▸ Problem to work on
All lines in the material containing the word "structure" need to be copied.
*** Opening of Source records ***
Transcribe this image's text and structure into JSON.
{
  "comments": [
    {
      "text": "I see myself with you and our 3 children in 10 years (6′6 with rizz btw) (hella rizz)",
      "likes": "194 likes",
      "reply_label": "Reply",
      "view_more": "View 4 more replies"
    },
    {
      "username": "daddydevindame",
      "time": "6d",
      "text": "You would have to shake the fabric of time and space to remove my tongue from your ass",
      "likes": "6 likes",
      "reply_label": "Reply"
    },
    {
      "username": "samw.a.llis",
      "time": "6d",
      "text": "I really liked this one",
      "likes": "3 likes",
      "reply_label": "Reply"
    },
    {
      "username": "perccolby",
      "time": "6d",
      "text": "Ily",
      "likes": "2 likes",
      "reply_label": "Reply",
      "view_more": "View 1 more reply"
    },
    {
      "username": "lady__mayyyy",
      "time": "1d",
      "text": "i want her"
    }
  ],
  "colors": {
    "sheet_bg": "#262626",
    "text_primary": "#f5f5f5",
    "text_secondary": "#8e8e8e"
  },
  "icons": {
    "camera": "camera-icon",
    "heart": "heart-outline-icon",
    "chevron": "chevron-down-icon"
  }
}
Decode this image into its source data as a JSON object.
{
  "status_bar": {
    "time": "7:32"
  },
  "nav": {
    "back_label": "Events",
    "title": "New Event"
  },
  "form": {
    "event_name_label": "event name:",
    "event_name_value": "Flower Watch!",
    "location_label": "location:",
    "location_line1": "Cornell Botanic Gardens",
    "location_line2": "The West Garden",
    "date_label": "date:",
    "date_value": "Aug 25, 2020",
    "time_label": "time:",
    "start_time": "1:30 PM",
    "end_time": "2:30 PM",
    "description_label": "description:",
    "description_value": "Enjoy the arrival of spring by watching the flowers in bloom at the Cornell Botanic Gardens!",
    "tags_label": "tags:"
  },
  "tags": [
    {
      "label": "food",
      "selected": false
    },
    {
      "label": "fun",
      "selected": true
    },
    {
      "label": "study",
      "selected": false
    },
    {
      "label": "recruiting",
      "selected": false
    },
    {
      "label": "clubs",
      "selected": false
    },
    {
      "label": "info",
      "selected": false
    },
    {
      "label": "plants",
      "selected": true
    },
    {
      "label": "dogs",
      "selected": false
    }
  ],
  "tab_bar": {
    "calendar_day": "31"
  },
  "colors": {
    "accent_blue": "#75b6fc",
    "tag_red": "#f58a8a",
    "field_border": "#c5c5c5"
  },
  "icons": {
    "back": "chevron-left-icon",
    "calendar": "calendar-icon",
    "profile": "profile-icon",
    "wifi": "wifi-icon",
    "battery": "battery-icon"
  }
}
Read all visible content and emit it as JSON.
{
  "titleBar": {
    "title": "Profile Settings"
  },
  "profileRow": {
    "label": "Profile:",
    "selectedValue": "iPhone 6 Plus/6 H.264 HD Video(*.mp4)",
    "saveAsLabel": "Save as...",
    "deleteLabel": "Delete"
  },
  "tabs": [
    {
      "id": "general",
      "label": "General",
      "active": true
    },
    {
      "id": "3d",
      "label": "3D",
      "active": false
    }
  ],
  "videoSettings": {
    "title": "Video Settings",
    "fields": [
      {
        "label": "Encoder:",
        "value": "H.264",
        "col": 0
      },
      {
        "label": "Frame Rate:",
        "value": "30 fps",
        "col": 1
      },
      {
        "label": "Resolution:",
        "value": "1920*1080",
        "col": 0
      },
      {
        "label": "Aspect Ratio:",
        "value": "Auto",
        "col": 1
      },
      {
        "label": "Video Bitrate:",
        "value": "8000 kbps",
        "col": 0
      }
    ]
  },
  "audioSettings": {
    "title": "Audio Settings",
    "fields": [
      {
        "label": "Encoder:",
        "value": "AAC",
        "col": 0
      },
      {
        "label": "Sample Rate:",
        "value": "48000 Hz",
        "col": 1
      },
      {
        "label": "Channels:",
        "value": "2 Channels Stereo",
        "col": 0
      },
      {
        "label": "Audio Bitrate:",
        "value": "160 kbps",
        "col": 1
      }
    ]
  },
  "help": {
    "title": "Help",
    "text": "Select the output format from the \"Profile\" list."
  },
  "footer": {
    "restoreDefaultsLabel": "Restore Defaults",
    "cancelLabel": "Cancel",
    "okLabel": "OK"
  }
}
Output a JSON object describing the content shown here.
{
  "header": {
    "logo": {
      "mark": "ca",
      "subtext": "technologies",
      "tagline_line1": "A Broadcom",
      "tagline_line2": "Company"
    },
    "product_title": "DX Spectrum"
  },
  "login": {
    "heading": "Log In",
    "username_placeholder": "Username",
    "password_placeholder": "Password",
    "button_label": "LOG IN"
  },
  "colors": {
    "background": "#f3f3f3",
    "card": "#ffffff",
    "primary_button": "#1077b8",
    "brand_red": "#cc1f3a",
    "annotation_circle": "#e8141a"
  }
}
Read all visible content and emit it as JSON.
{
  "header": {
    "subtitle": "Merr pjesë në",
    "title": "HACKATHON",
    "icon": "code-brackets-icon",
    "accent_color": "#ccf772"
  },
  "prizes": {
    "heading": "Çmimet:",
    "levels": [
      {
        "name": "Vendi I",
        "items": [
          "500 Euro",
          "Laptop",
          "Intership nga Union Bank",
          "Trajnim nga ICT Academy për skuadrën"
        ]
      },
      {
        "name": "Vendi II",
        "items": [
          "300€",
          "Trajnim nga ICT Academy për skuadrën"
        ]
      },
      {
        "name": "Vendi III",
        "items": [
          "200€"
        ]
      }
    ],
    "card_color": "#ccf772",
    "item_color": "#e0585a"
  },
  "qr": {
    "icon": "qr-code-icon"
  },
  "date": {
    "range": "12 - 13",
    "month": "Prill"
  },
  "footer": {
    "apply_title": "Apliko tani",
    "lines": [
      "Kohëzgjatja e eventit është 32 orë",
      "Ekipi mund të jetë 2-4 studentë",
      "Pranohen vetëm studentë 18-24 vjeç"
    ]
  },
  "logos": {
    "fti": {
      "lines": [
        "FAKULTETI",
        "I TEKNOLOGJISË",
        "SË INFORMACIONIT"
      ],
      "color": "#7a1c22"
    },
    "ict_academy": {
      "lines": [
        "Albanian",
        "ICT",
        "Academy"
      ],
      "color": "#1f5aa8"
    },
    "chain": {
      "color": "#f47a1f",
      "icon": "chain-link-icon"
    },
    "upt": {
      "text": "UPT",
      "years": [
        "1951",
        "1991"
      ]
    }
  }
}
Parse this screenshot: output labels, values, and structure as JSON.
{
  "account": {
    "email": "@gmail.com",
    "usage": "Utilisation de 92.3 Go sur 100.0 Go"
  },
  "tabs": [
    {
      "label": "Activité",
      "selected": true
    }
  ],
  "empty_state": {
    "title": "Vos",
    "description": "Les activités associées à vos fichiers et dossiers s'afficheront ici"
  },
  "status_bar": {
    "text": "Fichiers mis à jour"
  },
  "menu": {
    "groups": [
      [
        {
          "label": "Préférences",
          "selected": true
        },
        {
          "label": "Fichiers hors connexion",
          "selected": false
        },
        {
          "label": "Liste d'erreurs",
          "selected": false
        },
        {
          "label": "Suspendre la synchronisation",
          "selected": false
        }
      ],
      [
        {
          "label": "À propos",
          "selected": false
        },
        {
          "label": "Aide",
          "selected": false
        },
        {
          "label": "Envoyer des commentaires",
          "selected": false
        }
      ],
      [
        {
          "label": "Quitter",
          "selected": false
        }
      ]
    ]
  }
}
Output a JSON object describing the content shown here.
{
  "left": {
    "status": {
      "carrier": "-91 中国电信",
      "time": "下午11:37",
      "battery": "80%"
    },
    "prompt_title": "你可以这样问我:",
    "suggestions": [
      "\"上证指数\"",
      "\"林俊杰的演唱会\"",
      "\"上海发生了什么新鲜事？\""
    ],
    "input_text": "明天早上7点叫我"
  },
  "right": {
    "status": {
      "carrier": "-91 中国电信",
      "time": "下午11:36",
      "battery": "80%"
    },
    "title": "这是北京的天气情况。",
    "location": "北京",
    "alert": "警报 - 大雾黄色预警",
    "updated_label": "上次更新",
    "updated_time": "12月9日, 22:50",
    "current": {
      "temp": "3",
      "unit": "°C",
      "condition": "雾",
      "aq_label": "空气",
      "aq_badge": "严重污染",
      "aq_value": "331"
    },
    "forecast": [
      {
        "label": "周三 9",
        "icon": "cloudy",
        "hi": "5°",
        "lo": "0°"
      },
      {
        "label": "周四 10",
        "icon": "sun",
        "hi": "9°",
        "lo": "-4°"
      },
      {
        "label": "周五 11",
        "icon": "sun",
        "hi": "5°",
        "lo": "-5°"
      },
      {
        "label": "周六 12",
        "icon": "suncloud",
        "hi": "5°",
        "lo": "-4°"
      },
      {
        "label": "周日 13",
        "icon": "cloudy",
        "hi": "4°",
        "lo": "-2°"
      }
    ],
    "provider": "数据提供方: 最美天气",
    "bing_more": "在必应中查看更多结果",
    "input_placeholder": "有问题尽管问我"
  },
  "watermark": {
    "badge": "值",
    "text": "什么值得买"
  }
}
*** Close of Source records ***
▸ Exercise output
Transcribe this image's text and structure into JSON.
Parse this screenshot: output labels, values, and structure as JSON.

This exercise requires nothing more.